In collaboration with Iowa colorectal surgeon Dr. John Cromwell, who is Associate Chief Medical Officer, Director of Surgical Quality and Safety, Director, and Division of Gastrointestinal, Minimally Invasive, and Bariatric Surgery, our research team conducts a proof-of-concept project focused on developing a signal-processing algorithm/POC device for the mass screening of hospitalized elderly patients and for early detection of delirium.  Their preliminary work has shown that BSEEG can provide good-quality brain wave signals that compare well to the signals obtained via conventional EEG in a matter of minutes vs. the hours or days it takes to administer and interpret standard EEGs.  The team has also shown that preliminary analysis of the spectral density of brain waves from just two channels of a BSEEG can distinguish delirious patients from normal controls, as well as a delirious state from a recovered state for a single individual. Based on this strong preliminary data and the broad expertise of the R&D team, the Shinozaki Lab is, with the help from UI Research Foundation (UIRF), pursuing opportunity for commercialization of this technology so that this technology can be brought to the patients as soon as possible. In Sept 2015, UIRF has awarded GAP funding to the PI, Gen Shinozaki, to support this project.

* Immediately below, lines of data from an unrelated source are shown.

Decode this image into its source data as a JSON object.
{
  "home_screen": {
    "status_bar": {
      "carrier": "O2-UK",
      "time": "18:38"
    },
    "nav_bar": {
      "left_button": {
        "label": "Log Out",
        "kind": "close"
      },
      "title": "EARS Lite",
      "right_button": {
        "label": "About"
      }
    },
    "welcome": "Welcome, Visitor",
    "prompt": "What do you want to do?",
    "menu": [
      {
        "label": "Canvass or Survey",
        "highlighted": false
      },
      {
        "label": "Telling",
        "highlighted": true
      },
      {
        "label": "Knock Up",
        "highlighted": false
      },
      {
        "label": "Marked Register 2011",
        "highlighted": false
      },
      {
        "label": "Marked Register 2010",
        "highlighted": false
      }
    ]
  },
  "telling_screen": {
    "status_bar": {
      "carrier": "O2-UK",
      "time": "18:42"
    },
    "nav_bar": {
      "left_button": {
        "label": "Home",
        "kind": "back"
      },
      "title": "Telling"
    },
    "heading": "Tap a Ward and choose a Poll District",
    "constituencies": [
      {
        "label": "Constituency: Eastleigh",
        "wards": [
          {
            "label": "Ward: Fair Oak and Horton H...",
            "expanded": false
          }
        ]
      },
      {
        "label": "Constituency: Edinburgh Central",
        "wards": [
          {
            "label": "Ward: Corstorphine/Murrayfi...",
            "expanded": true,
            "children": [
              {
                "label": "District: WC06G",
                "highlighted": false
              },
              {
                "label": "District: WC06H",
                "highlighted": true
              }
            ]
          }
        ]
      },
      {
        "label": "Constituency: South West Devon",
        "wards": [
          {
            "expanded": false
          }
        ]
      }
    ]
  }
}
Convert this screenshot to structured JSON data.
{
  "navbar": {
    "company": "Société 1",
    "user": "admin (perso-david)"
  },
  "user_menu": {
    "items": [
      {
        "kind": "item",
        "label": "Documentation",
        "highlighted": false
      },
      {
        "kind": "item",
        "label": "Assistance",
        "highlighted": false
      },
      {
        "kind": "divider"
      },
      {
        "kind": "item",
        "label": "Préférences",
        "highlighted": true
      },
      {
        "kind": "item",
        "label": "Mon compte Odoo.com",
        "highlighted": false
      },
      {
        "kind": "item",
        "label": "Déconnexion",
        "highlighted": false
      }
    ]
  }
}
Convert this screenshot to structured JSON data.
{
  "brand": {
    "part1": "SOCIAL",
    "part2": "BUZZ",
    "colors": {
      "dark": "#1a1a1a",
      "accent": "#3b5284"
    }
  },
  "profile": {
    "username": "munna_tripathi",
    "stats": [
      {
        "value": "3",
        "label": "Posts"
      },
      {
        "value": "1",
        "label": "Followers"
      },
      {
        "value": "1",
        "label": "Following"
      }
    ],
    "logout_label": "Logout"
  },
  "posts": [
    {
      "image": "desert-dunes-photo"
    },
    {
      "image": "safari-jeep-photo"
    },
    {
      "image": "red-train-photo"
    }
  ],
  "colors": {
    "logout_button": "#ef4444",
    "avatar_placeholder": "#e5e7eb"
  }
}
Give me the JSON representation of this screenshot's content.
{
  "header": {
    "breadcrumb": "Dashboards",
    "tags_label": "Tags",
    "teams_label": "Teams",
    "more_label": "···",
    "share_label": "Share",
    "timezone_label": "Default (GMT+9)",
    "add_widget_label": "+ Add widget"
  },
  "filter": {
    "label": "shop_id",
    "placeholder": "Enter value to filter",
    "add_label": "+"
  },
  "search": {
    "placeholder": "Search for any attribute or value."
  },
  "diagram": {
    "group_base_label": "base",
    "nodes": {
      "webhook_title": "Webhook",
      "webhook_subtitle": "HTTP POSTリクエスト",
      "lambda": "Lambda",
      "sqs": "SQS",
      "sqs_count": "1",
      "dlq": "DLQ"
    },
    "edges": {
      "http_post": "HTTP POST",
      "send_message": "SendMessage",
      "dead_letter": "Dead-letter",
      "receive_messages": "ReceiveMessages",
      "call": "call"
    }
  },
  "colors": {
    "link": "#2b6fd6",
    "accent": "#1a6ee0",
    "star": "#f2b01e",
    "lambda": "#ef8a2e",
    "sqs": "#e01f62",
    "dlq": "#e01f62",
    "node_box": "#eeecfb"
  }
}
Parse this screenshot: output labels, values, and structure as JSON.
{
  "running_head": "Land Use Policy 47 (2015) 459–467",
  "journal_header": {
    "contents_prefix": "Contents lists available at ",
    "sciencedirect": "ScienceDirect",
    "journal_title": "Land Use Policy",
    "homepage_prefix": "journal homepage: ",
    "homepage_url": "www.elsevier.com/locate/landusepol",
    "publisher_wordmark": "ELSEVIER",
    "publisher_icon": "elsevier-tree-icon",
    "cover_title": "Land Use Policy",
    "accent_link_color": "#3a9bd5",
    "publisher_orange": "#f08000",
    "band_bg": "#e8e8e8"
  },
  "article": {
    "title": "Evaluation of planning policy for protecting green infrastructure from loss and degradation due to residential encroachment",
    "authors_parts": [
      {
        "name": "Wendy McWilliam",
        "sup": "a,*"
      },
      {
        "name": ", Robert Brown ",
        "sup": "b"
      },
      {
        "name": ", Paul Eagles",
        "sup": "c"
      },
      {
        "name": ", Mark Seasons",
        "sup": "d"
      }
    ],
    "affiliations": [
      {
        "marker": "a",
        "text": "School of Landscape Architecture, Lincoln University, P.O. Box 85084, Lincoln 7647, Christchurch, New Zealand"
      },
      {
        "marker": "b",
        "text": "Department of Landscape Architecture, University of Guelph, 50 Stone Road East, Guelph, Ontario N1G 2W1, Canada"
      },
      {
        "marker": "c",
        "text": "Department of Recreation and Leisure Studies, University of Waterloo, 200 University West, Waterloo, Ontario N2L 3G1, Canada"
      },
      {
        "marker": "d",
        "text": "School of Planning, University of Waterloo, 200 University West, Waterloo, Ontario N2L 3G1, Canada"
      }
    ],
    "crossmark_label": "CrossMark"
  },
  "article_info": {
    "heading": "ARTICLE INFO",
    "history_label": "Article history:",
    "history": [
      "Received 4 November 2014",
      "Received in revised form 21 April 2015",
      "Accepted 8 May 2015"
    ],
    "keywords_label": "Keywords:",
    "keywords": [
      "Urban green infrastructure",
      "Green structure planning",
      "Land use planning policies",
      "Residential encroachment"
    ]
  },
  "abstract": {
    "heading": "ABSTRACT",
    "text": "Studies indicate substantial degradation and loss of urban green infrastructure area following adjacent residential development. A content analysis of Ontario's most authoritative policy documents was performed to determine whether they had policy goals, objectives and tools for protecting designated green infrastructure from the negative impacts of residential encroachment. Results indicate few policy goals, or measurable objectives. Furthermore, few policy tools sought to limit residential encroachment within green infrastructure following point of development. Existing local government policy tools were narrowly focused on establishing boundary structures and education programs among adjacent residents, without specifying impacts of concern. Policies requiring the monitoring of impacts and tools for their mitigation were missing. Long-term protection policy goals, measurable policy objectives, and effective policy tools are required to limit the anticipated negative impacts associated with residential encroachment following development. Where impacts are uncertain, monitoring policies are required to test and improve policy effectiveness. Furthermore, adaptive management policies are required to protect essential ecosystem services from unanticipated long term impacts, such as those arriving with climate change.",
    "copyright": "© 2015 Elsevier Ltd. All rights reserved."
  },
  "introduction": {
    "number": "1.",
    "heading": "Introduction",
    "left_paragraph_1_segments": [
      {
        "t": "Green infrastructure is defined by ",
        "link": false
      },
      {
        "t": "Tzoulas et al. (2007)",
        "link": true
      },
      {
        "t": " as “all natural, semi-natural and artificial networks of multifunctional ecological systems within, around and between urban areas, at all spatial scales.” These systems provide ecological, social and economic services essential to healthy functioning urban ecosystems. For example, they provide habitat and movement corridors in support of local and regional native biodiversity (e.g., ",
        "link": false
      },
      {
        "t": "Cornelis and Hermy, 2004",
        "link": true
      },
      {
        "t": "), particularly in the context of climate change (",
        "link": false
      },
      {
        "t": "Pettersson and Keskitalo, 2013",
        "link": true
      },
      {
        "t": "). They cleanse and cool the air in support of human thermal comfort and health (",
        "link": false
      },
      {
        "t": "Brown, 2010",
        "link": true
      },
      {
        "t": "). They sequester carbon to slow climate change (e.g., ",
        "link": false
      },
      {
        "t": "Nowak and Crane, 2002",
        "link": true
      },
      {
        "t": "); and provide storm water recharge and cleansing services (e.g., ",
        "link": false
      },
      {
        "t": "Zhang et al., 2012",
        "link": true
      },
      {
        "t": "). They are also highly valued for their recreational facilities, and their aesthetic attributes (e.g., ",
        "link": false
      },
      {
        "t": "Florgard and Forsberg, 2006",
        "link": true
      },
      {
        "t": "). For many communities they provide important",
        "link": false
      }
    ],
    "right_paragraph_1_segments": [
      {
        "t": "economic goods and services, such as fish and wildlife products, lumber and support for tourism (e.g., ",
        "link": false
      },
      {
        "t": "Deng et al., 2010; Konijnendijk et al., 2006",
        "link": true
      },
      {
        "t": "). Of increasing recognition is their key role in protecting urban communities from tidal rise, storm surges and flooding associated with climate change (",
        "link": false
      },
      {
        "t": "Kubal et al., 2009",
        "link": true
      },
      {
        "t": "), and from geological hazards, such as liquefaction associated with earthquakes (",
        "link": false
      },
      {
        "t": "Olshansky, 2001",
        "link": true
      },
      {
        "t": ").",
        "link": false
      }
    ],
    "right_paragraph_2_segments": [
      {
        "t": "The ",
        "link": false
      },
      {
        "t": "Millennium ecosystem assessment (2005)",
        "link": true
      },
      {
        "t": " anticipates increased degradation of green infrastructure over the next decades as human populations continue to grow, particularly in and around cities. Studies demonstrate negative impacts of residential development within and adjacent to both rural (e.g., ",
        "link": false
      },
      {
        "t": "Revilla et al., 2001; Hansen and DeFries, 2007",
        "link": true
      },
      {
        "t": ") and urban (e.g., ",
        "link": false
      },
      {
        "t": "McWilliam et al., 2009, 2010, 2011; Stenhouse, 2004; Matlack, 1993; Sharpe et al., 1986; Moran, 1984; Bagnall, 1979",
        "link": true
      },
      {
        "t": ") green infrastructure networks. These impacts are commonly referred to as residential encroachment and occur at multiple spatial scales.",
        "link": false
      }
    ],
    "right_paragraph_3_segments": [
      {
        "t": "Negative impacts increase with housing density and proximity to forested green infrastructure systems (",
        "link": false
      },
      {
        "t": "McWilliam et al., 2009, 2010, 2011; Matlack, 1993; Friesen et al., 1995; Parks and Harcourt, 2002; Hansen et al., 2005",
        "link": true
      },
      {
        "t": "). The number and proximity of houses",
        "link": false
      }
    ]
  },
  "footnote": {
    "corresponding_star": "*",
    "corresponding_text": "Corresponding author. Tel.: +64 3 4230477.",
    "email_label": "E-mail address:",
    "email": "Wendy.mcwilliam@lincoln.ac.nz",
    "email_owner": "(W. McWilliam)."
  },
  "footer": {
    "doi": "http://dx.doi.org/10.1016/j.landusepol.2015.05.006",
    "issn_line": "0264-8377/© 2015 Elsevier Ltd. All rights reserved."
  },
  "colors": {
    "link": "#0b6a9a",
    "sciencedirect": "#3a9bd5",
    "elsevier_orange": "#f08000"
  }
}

Click here to read a Psychiatric News article featuring Dr. Shinozaki titled "Point-of-Care EEG Device Could Ease Efforts to Detect Delirium." 

Bispectral EEG (BSEEG) to assess arousal after electro-convulsive therapy (ECT)

Delirium detection by a novel bispectral electroencephalography device in general hospital

The point-of-care EEG for delirium detection in the emergency department